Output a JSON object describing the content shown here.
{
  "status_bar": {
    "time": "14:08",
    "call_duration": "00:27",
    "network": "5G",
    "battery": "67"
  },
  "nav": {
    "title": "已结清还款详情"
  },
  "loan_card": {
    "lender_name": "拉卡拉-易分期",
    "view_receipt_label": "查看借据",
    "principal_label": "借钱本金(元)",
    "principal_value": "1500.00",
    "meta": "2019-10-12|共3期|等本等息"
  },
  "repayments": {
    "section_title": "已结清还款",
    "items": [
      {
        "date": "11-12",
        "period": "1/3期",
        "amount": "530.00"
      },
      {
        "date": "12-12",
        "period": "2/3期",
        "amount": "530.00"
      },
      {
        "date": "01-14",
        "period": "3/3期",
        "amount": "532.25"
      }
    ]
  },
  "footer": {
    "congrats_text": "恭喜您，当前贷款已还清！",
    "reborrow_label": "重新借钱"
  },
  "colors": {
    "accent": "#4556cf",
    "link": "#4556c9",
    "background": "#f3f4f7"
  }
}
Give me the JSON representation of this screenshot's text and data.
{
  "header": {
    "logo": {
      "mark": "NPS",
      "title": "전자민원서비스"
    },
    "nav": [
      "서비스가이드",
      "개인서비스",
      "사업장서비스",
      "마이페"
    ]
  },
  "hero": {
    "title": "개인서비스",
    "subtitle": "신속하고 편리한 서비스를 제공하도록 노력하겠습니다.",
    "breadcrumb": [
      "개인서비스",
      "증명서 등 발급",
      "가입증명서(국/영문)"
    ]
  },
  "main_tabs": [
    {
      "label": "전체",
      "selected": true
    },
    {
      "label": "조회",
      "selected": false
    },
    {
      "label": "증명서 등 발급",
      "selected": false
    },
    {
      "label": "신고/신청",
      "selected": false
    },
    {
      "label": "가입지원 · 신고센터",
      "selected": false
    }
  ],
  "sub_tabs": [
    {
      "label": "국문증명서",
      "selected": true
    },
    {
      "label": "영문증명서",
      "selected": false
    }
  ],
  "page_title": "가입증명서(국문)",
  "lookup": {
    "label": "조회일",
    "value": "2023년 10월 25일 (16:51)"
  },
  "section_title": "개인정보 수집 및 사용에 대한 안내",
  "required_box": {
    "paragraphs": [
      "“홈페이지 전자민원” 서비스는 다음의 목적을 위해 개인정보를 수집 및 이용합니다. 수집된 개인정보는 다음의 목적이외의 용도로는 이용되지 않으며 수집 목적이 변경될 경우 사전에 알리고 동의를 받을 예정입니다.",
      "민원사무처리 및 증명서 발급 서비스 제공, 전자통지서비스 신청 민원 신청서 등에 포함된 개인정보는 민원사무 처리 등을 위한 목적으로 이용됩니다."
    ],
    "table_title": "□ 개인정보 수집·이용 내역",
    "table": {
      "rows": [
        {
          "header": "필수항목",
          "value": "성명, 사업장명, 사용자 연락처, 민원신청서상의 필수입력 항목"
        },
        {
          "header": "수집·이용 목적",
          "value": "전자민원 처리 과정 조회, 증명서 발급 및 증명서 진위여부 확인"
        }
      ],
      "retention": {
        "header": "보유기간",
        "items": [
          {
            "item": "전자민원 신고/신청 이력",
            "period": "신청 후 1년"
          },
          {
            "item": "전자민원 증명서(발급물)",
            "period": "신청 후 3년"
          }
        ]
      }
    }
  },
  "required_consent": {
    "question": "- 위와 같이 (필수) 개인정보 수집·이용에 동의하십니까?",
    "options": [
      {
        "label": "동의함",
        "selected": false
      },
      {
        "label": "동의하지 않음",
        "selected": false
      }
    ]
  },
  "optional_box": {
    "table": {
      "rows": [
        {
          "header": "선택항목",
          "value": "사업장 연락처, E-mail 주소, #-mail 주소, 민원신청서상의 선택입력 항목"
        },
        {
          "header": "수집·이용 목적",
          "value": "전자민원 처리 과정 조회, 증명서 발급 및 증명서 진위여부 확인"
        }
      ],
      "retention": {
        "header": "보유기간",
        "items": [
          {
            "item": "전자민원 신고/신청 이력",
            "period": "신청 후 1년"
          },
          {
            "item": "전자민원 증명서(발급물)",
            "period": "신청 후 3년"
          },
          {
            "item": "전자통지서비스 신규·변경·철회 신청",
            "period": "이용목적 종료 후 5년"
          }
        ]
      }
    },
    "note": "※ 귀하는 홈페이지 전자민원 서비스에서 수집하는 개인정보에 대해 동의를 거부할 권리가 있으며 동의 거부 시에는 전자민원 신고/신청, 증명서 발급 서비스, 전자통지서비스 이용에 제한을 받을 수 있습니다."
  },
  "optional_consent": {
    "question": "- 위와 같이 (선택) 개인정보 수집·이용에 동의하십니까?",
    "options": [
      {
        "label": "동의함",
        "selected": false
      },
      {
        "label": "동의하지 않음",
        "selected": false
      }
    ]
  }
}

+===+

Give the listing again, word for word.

* _The answer_:
Output a JSON object describing the content shown here.
{
  "status_bar": {
    "time": "14:08",
    "call_duration": "00:27",
    "network": "5G",
    "battery": "67"
  },
  "nav": {
    "title": "已结清还款详情"
  },
  "loan_card": {
    "lender_name": "拉卡拉-易分期",
    "view_receipt_label": "查看借据",
    "principal_label": "借钱本金(元)",
    "principal_value": "1500.00",
    "meta": "2019-10-12|共3期|等本等息"
  },
  "repayments": {
    "section_title": "已结清还款",
    "items": [
      {
        "date": "11-12",
        "period": "1/3期",
        "amount": "530.00"
      },
      {
        "date": "12-12",
        "period": "2/3期",
        "amount": "530.00"
      },
      {
        "date": "01-14",
        "period": "3/3期",
        "amount": "532.25"
      }
    ]
  },
  "footer": {
    "congrats_text": "恭喜您，当前贷款已还清！",
    "reborrow_label": "重新借钱"
  },
  "colors": {
    "accent": "#4556cf",
    "link": "#4556c9",
    "background": "#f3f4f7"
  }
}
Give me the JSON representation of this screenshot's text and data.
{
  "header": {
    "logo": {
      "mark": "NPS",
      "title": "전자민원서비스"
    },
    "nav": [
      "서비스가이드",
      "개인서비스",
      "사업장서비스",
      "마이페"
    ]
  },
  "hero": {
    "title": "개인서비스",
    "subtitle": "신속하고 편리한 서비스를 제공하도록 노력하겠습니다.",
    "breadcrumb": [
      "개인서비스",
      "증명서 등 발급",
      "가입증명서(국/영문)"
    ]
  },
  "main_tabs": [
    {
      "label": "전체",
      "selected": true
    },
    {
      "label": "조회",
      "selected": false
    },
    {
      "label": "증명서 등 발급",
      "selected": false
    },
    {
      "label": "신고/신청",
      "selected": false
    },
    {
      "label": "가입지원 · 신고센터",
      "selected": false
    }
  ],
  "sub_tabs": [
    {
      "label": "국문증명서",
      "selected": true
    },
    {
      "label": "영문증명서",
      "selected": false
    }
  ],
  "page_title": "가입증명서(국문)",
  "lookup": {
    "label": "조회일",
    "value": "2023년 10월 25일 (16:51)"
  },
  "section_title": "개인정보 수집 및 사용에 대한 안내",
  "required_box": {
    "paragraphs": [
      "“홈페이지 전자민원” 서비스는 다음의 목적을 위해 개인정보를 수집 및 이용합니다. 수집된 개인정보는 다음의 목적이외의 용도로는 이용되지 않으며 수집 목적이 변경될 경우 사전에 알리고 동의를 받을 예정입니다.",
      "민원사무처리 및 증명서 발급 서비스 제공, 전자통지서비스 신청 민원 신청서 등에 포함된 개인정보는 민원사무 처리 등을 위한 목적으로 이용됩니다."
    ],
    "table_title": "□ 개인정보 수집·이용 내역",
    "table": {
      "rows": [
        {
          "header": "필수항목",
          "value": "성명, 사업장명, 사용자 연락처, 민원신청서상의 필수입력 항목"
        },
        {
          "header": "수집·이용 목적",
          "value": "전자민원 처리 과정 조회, 증명서 발급 및 증명서 진위여부 확인"
        }
      ],
      "retention": {
        "header": "보유기간",
        "items": [
          {
            "item": "전자민원 신고/신청 이력",
            "period": "신청 후 1년"
          },
          {
            "item": "전자민원 증명서(발급물)",
            "period": "신청 후 3년"
          }
        ]
      }
    }
  },
  "required_consent": {
    "question": "- 위와 같이 (필수) 개인정보 수집·이용에 동의하십니까?",
    "options": [
      {
        "label": "동의함",
        "selected": false
      },
      {
        "label": "동의하지 않음",
        "selected": false
      }
    ]
  },
  "optional_box": {
    "table": {
      "rows": [
        {
          "header": "선택항목",
          "value": "사업장 연락처, E-mail 주소, #-mail 주소, 민원신청서상의 선택입력 항목"
        },
        {
          "header": "수집·이용 목적",
          "value": "전자민원 처리 과정 조회, 증명서 발급 및 증명서 진위여부 확인"
        }
      ],
      "retention": {
        "header": "보유기간",
        "items": [
          {
            "item": "전자민원 신고/신청 이력",
            "period": "신청 후 1년"
          },
          {
            "item": "전자민원 증명서(발급물)",
            "period": "신청 후 3년"
          },
          {
            "item": "전자통지서비스 신규·변경·철회 신청",
            "period": "이용목적 종료 후 5년"
          }
        ]
      }
    },
    "note": "※ 귀하는 홈페이지 전자민원 서비스에서 수집하는 개인정보에 대해 동의를 거부할 권리가 있으며 동의 거부 시에는 전자민원 신고/신청, 증명서 발급 서비스, 전자통지서비스 이용에 제한을 받을 수 있습니다."
  },
  "optional_consent": {
    "question": "- 위와 같이 (선택) 개인정보 수집·이용에 동의하십니까?",
    "options": [
      {
        "label": "동의함",
        "selected": false
      },
      {
        "label": "동의하지 않음",
        "selected": false
      }
    ]
  }
}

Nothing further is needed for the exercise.